For those of you that don’t know, my parish has been a focus of media attention during the recent grand jury reports in Philadelphia. Our pastor is the “first member of church hierarchy” to be named.

It struck me, as I knelt in the pew reflecting on the joyful mysteries during our communal rosary, that this beautiful bond of community was made stronger simply in the ways in which all of our senses were made holy and tangible.

The visible sign of grief, mourning, and penance in the black robes of our priests. The breathtakingly beautiful monstrance on the altar.

The smell of the incense as the altar was blessed.

The hopeful, lovely sounds of the cantor who led us in song. The voices reading scripture, leading a reflection, offering intentions. The believers joined in the words, “Lord, hear our prayer.” The sound of the men’s voices as they led the rosary for us all.

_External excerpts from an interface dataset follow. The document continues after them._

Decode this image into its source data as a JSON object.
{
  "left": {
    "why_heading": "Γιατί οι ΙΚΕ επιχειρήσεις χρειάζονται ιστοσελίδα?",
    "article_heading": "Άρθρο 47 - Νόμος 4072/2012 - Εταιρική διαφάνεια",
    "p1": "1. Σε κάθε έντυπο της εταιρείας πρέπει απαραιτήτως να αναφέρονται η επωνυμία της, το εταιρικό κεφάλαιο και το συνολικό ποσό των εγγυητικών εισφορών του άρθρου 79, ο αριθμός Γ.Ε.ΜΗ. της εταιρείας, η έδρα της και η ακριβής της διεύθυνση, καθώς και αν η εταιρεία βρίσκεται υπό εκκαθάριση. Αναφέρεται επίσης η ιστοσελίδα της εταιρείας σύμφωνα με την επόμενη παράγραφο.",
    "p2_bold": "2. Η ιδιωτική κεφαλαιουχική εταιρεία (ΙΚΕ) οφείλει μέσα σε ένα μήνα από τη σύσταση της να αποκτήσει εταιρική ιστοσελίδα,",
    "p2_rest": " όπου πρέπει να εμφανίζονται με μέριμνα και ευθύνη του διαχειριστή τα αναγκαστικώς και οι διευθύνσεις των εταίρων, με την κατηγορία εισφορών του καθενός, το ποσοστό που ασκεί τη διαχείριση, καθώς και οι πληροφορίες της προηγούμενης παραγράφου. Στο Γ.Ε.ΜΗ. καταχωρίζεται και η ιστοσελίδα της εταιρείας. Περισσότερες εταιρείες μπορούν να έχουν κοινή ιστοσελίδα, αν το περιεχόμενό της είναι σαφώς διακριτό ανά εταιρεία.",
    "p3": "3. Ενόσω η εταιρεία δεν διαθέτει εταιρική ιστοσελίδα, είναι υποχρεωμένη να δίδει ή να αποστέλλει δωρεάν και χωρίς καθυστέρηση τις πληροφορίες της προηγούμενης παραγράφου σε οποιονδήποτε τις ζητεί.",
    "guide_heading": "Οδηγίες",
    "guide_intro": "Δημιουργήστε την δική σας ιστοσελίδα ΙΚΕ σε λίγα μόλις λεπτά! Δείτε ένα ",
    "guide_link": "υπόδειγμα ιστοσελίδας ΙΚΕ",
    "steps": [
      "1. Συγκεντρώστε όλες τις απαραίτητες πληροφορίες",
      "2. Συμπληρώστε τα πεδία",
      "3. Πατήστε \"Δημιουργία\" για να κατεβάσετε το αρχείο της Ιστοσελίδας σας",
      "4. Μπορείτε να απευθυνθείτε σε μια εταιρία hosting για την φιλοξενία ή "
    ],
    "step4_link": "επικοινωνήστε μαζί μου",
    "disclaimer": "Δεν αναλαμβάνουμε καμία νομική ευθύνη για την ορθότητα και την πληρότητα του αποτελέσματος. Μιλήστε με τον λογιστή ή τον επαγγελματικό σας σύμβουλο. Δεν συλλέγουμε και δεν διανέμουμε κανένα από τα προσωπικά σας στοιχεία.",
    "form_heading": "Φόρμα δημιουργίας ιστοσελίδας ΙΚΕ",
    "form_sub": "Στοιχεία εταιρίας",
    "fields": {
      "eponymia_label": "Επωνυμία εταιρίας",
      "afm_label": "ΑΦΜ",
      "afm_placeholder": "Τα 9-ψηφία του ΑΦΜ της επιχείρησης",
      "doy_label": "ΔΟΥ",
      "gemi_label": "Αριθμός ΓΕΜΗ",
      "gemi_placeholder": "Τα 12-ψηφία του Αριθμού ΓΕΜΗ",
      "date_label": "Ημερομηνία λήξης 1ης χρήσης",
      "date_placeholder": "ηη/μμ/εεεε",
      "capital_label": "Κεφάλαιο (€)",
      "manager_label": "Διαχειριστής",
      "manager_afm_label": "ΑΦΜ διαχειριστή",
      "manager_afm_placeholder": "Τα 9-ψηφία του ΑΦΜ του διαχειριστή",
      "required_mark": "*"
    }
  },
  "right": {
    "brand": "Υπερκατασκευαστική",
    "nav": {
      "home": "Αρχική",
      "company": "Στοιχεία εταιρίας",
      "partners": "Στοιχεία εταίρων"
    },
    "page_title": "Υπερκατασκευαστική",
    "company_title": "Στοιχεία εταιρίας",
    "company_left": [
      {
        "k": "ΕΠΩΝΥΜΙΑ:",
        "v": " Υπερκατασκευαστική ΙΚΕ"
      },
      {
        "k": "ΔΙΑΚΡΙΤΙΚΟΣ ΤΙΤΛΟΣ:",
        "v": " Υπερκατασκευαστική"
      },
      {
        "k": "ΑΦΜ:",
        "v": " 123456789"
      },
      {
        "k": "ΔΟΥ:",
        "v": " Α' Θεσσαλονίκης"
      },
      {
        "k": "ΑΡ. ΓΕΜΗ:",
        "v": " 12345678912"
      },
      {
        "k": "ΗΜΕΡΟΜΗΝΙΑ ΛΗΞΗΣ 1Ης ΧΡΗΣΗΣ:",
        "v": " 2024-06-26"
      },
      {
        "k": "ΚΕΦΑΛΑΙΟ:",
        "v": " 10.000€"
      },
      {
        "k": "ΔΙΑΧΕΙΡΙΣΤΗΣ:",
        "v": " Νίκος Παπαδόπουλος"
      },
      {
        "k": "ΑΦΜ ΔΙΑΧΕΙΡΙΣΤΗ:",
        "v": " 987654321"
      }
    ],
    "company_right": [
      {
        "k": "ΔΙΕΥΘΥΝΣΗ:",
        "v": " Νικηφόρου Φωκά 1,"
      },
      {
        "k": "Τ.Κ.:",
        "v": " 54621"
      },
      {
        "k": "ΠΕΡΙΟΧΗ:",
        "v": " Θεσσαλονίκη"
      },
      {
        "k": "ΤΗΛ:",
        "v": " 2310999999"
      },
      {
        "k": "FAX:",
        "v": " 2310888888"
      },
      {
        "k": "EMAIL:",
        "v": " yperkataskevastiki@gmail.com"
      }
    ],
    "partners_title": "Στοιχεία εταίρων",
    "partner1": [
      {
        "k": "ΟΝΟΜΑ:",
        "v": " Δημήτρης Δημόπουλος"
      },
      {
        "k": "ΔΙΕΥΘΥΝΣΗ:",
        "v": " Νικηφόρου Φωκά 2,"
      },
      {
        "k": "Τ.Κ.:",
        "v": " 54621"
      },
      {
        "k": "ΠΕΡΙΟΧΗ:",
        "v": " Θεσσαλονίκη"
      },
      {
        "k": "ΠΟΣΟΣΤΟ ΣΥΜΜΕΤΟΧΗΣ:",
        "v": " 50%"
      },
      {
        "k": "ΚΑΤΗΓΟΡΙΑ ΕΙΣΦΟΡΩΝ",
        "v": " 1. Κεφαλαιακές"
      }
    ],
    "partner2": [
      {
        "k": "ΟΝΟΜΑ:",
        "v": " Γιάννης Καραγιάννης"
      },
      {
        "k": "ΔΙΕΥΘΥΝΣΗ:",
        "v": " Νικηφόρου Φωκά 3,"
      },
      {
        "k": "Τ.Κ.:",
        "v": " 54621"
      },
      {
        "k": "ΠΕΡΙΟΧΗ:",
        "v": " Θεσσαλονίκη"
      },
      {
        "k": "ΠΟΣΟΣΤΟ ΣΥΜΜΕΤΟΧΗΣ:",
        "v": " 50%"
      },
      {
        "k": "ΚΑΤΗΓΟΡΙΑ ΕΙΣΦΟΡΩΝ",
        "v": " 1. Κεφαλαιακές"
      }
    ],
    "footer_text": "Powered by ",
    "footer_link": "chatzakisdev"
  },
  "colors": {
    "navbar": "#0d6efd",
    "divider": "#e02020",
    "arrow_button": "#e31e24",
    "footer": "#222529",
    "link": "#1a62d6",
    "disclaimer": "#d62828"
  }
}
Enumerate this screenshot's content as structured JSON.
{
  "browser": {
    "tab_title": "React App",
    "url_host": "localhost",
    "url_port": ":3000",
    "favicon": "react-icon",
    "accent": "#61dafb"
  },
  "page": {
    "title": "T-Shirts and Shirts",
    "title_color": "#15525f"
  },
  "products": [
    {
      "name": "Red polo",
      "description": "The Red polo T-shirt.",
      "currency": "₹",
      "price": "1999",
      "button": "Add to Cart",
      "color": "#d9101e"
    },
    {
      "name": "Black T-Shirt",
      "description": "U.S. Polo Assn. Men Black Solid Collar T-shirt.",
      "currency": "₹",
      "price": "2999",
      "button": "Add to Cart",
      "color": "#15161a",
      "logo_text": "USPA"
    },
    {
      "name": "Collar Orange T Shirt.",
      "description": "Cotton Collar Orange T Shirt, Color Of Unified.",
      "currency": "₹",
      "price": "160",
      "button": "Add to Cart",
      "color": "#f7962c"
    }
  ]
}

The touch of the rosary beads as we joined our voices saying the Our Fathers, Hail Mary’s, and Glory Be’s.

These are difficult times for our parish, and really, the entire church. As in any crisis, I think it is easy, sometimes, to forget the things that ground us in our faith. In her wisdom, our church has hundreds of years of tradition, and thousands of pages of explanation, and dozens of experts to describe the “proper” way to celebrate, mourn, pray, recite, listen, participate, gather.

Having been a participant in this holy hour, I can confidently say that all of these years, pages, and experts were not necessary. Two or more were gathered. And Jesus was with us. And it was very, very good.

behold!

I took a lunch hour this week to rest in silence in an Adoration chapel close to work. On this December 23, I found myself having great difficulty finding focus. Lists of things ran through my head, from last-minute shopping, to incomplete tasks left behind at the office, to memories of Christmases past and how I would miss being in Michigan with family this year.

The altar at St Isaac’s has a wonderful stained glass behind it that depicts Jesus on the cross, with Mary and John at his feet. I have spent countless hours in that chapel, my eyes noticing every detail in the glass. But this day, I noticed that the cross seems to float within a wonderful depiction of the tree of life. The dark wood of the cross has beautiful shades of green leaves swirling around it. This is a beautiful image that I’ve read before in a book about St Benedict, and today it reminds me of a wonderful manger image in The Reed of God by Caryl Houselander:

“The description of his birth in the gospel does not say that [Mary] held him up in her arms but that she ‘wrapped him up in swaddling clothes and laid him in a manger.’ As if her first act was to lay him on the cross.”

In the midst of the season’s hustle and bustle, as I sat and prayed with this new, found image of the tree of life, I began to realize that a woman had walked into the chapel. She had a tiny baby in her arms, and she walked right up in front of the monstrance and held the infant’s face up where he could see. This mother, her baby in her arms, then knelt before the monstrance for a few moments, her head bowed, all the while making sure her child was facing Jesus. It was if she was saying, “Behold! Do not be afraid!”

In this moment of grace, it was as if God was telling me, “Behold… Notice the infant… Look at the way the mother helps her child see Jesus… This is all you need to know this Christmas.”